Supplied information:

<<<<

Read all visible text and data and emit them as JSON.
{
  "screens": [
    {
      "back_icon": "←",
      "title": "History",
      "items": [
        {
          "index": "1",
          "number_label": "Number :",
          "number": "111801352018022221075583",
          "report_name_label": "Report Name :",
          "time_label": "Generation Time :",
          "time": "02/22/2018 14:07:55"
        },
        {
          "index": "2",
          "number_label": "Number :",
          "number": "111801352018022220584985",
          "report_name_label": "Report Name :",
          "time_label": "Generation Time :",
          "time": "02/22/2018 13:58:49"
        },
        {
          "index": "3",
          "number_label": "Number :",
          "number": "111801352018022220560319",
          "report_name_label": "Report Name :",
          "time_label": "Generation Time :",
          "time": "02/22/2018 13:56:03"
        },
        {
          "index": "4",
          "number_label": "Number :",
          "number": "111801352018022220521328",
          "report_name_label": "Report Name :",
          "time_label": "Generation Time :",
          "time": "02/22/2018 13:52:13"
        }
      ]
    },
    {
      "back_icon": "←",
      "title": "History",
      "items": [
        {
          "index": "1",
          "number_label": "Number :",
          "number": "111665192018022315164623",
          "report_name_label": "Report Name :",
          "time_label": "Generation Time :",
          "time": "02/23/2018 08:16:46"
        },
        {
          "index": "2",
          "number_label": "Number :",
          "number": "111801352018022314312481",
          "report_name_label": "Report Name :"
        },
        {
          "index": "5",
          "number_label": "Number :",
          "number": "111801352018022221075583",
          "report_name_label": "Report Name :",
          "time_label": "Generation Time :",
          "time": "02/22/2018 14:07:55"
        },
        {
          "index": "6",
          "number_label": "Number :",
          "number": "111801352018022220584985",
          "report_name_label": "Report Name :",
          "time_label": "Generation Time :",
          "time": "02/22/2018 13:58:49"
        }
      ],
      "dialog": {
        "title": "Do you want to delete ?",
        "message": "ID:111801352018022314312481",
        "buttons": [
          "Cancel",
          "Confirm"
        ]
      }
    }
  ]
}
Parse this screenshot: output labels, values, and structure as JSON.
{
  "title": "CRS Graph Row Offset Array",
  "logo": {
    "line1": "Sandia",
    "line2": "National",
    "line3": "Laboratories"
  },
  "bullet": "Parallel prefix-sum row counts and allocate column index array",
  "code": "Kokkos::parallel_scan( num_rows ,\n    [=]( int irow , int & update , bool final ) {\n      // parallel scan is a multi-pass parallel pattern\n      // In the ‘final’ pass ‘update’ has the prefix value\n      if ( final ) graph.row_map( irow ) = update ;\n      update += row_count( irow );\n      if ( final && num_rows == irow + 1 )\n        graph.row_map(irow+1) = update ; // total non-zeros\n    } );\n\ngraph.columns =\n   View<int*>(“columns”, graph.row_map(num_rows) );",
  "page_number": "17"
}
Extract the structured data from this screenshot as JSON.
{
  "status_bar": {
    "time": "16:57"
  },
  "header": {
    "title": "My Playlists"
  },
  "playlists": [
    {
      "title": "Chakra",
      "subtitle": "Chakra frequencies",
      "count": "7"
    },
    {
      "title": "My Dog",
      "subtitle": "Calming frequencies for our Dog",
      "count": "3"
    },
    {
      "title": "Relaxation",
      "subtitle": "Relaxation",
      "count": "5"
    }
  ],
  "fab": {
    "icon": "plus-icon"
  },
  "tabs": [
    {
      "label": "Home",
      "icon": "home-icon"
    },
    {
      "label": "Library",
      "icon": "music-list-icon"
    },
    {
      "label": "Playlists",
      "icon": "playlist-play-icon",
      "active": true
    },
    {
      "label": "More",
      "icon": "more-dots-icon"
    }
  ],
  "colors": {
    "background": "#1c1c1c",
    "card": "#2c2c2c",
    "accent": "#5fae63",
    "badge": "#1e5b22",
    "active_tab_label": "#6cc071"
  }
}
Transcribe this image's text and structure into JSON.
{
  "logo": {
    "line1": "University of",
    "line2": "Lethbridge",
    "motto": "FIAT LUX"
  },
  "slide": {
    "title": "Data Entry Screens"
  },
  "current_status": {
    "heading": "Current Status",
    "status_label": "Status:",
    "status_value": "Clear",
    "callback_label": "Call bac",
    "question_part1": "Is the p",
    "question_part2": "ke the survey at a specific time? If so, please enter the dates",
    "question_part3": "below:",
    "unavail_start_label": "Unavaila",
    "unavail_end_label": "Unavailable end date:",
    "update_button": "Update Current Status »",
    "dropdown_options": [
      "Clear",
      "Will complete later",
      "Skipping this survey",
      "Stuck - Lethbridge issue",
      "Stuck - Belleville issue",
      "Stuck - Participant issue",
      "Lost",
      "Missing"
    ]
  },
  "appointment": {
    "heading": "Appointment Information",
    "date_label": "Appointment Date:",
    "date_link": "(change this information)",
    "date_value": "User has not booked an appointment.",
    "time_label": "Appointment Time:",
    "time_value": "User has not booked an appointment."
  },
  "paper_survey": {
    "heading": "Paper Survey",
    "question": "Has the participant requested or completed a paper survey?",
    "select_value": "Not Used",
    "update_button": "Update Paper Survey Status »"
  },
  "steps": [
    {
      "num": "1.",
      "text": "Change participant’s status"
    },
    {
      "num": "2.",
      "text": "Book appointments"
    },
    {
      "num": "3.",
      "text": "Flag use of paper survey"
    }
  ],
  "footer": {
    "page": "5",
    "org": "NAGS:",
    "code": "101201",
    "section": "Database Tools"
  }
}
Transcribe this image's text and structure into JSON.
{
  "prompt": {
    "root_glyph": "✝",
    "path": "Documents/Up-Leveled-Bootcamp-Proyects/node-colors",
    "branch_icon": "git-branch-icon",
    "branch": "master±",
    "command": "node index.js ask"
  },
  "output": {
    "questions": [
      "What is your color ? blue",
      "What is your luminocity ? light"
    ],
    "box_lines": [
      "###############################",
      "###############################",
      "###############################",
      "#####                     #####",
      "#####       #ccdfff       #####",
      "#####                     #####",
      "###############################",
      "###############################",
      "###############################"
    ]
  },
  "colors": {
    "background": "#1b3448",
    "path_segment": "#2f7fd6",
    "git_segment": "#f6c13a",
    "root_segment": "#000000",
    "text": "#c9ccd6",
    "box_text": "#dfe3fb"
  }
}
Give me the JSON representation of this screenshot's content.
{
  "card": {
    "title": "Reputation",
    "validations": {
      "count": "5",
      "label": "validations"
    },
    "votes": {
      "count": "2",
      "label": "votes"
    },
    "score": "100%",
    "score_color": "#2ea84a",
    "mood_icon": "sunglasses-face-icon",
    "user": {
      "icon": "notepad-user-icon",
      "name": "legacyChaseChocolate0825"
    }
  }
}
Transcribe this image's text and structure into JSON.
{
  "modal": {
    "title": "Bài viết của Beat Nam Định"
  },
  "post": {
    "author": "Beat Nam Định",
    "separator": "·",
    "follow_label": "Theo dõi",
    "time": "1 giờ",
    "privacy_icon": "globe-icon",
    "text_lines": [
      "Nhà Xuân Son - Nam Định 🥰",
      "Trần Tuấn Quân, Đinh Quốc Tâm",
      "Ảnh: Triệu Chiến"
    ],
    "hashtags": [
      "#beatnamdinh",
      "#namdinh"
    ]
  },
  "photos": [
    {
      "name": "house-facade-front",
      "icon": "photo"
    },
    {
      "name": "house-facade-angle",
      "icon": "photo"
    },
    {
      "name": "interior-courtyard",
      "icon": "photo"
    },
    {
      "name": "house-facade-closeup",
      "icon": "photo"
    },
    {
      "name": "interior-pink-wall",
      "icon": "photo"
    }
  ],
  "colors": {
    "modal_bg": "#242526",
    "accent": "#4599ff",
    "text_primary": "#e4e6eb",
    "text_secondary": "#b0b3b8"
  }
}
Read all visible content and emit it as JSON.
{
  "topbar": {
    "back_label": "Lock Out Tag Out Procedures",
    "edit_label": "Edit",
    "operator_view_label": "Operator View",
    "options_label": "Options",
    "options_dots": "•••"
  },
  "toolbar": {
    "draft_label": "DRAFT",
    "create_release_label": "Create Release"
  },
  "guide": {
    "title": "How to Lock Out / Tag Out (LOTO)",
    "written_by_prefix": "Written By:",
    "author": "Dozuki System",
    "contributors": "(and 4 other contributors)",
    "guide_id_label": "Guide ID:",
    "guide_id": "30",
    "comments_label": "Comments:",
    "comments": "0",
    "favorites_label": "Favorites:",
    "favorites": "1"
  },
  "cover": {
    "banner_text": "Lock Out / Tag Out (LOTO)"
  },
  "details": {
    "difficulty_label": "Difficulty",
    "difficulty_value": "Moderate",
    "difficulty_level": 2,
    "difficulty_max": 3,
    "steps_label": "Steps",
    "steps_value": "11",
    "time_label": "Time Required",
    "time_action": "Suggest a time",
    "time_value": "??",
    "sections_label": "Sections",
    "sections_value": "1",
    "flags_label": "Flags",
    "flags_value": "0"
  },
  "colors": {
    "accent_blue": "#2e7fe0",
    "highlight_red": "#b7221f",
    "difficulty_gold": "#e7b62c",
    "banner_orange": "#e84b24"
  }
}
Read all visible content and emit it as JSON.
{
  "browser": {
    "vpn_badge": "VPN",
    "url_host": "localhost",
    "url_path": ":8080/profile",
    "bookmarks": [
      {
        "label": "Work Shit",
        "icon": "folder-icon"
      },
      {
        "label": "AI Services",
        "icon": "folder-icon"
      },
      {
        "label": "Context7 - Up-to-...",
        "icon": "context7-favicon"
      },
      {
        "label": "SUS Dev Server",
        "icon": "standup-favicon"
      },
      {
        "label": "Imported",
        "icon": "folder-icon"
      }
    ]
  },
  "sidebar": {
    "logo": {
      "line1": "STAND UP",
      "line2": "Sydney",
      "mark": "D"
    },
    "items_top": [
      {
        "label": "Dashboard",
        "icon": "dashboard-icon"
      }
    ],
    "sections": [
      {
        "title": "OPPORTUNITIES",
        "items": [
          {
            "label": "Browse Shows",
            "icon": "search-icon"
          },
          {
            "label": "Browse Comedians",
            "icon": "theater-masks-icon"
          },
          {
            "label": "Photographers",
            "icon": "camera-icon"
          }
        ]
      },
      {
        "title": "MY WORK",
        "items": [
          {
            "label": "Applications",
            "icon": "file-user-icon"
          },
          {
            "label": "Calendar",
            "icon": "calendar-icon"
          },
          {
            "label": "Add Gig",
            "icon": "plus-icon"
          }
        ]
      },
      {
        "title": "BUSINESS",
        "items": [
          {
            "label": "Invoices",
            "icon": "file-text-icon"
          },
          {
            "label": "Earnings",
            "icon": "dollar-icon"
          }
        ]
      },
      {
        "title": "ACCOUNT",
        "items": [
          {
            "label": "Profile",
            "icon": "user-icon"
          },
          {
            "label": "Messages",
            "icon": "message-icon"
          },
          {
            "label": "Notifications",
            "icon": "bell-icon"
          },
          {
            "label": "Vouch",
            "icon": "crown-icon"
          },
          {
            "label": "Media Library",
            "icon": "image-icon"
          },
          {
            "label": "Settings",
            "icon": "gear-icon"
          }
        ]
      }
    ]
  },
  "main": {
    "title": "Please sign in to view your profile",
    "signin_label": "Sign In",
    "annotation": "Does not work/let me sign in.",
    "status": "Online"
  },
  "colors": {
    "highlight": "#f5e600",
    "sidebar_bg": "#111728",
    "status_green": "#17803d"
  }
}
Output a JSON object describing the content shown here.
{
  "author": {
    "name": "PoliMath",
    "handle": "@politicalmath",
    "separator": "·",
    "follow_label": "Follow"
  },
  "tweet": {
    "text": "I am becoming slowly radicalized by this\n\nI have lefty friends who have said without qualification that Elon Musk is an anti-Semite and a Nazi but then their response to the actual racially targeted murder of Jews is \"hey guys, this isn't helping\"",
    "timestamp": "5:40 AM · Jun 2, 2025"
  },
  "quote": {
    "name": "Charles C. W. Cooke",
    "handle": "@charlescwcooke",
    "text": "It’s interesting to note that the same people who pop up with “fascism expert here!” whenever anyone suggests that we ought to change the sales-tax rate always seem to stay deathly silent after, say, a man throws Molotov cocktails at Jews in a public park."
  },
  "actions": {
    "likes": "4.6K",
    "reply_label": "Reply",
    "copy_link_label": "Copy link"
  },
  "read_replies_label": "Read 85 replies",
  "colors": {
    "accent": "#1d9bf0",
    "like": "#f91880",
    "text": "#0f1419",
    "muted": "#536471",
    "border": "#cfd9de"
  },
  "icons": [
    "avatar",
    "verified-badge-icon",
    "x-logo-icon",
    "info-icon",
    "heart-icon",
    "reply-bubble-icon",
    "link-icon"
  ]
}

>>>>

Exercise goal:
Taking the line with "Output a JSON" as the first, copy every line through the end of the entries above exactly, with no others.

Exercise result:
Output a JSON object describing the content shown here.
{
  "author": {
    "name": "PoliMath",
    "handle": "@politicalmath",
    "separator": "·",
    "follow_label": "Follow"
  },
  "tweet": {
    "text": "I am becoming slowly radicalized by this\n\nI have lefty friends who have said without qualification that Elon Musk is an anti-Semite and a Nazi but then their response to the actual racially targeted murder of Jews is \"hey guys, this isn't helping\"",
    "timestamp": "5:40 AM · Jun 2, 2025"
  },
  "quote": {
    "name": "Charles C. W. Cooke",
    "handle": "@charlescwcooke",
    "text": "It’s interesting to note that the same people who pop up with “fascism expert here!” whenever anyone suggests that we ought to change the sales-tax rate always seem to stay deathly silent after, say, a man throws Molotov cocktails at Jews in a public park."
  },
  "actions": {
    "likes": "4.6K",
    "reply_label": "Reply",
    "copy_link_label": "Copy link"
  },
  "read_replies_label": "Read 85 replies",
  "colors": {
    "accent": "#1d9bf0",
    "like": "#f91880",
    "text": "#0f1419",
    "muted": "#536471",
    "border": "#cfd9de"
  },
  "icons": [
    "avatar",
    "verified-badge-icon",
    "x-logo-icon",
    "info-icon",
    "heart-icon",
    "reply-bubble-icon",
    "link-icon"
  ]
}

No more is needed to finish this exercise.